Teenagers in post-16 education must now carry on with the subjects until the age of 18 if they fail to achieve at least Cs in maths and English at GCSE, a change introduced in September.
But there are concerns that the focus on bolstering numeracy and literacy skills among an extra 250,000 students a year will reduce colleges’ ability to teach higher-level qualifications that lead to university.
Matthew Harrison, director of engineering and education at the Royal Academy of Engineering, said that the supply of engineering students to universities could be affected by the requirements as colleges’ focus shifted to teaching the lower-level qualifications.
“We are piling on more demands, but we haven’t seen a corresponding increase in investment to help do these things,” he said. “If you are teaching an extra 200,000 or so students, further education could do with a massive injection of funds to do it.”
Professor Harrison said that teachers may struggle to give the necessary support to those thinking about studying engineering at university because of the extra burden.
“These students need close mentoring and personal support – all these things are likely to become a luxury when you have bigger workloads,” he said.
The issue was especially important because further education colleges had long been fertile recruitment ground for the engineering profession, Professor Harrison said.
Steps should be taken to increase the numbers studying the discipline from further education colleges because simply focusing on students with high A-level grades would not solve the UK’s chronic shortage of engineers, he added.
Only about 15,000 under-19s in further education achieved AS-level maths and about 8,000 gained A-level maths in 2010-11, far below the levels needed by the engineering profession, Professor Harrison said.
“Only recruiting from the top set is not enough,” he argued. “But it is a big ask for colleges to ramp up the number of students taking higher qualifications that lead to university when they are demanding they teach more functional skills.”
According to the Association of Colleges, an extra 2,100 teachers will be needed to deliver the additional courses.
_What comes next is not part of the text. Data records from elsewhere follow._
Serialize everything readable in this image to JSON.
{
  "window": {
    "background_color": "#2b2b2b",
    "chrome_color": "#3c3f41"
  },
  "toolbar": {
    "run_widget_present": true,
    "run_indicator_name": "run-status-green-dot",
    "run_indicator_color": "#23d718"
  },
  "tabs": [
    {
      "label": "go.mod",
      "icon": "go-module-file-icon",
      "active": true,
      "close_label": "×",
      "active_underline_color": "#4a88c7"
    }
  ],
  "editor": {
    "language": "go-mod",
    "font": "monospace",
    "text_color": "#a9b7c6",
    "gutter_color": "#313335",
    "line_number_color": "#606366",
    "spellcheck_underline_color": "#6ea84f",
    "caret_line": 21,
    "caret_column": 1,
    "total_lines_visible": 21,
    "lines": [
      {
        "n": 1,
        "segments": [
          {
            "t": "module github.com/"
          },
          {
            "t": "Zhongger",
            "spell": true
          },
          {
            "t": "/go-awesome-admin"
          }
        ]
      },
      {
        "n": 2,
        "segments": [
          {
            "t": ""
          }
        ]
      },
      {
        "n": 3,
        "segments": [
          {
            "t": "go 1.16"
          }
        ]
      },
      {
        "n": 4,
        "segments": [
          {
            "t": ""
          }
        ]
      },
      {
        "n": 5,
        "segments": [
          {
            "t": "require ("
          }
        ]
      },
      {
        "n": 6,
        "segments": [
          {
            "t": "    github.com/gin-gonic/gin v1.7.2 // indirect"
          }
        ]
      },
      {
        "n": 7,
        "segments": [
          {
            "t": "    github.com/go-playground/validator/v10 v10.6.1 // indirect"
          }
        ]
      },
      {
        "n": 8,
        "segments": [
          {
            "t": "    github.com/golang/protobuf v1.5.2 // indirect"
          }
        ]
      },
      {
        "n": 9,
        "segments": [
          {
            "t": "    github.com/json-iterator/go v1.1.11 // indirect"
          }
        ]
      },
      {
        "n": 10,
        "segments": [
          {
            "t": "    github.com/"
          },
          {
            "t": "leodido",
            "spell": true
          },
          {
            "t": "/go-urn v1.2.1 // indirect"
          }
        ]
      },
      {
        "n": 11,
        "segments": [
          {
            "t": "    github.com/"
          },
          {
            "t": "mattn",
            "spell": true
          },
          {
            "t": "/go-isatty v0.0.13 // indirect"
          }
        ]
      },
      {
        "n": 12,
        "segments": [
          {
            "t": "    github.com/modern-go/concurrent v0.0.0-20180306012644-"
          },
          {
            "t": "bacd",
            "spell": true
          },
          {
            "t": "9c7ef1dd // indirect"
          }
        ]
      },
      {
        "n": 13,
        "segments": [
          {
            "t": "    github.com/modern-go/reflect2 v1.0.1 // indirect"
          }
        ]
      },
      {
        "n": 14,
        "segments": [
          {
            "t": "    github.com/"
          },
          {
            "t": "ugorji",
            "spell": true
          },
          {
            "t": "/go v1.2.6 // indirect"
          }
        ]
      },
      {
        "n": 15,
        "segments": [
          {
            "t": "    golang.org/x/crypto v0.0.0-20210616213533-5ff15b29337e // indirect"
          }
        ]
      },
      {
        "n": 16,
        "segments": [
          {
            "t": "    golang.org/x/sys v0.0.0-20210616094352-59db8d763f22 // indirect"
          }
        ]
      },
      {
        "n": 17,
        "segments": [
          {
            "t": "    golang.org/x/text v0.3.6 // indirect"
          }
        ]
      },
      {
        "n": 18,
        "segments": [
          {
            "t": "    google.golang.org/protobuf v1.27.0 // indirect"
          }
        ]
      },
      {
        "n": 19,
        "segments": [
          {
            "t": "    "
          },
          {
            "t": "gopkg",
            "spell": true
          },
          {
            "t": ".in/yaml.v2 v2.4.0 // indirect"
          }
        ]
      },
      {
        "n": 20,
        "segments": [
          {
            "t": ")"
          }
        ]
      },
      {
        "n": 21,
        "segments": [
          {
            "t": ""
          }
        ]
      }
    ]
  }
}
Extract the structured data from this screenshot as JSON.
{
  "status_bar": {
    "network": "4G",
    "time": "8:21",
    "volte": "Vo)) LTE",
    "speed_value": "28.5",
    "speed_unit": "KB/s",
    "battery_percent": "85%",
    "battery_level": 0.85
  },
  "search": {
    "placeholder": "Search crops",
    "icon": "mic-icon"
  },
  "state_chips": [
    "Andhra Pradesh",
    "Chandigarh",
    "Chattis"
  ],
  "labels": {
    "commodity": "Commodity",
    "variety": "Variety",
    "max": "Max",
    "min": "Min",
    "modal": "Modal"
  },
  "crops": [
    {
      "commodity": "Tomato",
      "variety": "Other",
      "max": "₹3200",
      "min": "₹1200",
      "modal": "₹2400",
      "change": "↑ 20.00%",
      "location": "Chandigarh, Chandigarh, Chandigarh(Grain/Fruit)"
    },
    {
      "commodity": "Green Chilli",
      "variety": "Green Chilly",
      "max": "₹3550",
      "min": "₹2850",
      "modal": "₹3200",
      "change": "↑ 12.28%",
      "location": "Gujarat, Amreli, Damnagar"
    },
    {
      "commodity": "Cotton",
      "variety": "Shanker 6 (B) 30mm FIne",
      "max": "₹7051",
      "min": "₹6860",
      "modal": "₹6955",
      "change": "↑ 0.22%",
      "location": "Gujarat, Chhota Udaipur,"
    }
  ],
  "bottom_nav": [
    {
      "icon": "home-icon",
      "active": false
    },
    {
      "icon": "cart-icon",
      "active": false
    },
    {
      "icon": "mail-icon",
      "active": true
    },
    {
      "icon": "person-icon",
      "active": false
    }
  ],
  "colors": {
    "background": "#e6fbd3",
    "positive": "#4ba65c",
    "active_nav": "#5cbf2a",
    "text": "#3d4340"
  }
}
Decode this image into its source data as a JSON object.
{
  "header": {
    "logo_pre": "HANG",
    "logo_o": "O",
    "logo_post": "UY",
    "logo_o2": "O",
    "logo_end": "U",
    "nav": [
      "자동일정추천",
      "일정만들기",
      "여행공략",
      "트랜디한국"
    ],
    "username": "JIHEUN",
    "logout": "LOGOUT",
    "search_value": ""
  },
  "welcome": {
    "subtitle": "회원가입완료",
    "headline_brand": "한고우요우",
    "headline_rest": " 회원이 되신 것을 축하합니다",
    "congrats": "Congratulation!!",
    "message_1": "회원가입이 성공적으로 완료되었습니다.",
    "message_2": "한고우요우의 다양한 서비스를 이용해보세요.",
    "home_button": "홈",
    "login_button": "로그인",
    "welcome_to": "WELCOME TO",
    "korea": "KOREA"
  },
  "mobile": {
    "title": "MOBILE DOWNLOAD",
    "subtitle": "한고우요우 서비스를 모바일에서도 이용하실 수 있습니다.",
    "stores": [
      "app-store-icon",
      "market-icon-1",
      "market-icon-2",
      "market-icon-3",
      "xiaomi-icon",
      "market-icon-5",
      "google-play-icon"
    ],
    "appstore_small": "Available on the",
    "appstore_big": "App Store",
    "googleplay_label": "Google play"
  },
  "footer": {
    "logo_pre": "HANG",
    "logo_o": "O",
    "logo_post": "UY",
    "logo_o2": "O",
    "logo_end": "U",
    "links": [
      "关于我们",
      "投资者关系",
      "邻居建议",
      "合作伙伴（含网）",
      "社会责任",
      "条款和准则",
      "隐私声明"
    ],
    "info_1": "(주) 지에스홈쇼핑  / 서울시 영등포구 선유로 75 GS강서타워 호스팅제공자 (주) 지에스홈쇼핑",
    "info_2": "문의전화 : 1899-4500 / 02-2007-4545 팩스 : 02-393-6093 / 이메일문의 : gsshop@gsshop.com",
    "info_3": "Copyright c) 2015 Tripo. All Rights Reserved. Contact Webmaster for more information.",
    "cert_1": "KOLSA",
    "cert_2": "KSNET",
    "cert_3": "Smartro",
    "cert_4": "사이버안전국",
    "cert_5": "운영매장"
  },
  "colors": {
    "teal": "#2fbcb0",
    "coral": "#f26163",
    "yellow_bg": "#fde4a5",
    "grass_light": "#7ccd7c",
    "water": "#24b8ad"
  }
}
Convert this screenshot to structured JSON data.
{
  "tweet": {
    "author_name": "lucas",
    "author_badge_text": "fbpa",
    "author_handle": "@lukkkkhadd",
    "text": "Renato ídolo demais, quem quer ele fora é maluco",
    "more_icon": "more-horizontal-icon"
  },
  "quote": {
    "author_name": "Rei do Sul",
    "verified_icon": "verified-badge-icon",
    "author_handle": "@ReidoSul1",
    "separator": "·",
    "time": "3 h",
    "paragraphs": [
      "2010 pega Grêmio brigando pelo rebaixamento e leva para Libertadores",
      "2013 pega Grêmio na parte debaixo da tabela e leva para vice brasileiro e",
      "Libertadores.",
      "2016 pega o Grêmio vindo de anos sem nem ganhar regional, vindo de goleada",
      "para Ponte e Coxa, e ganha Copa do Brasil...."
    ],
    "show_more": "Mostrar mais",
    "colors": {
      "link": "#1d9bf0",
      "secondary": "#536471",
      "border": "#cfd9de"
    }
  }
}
However, skills minister Matthew Hancock has claimed that “in most cases” the numbers were “in place” to teach them.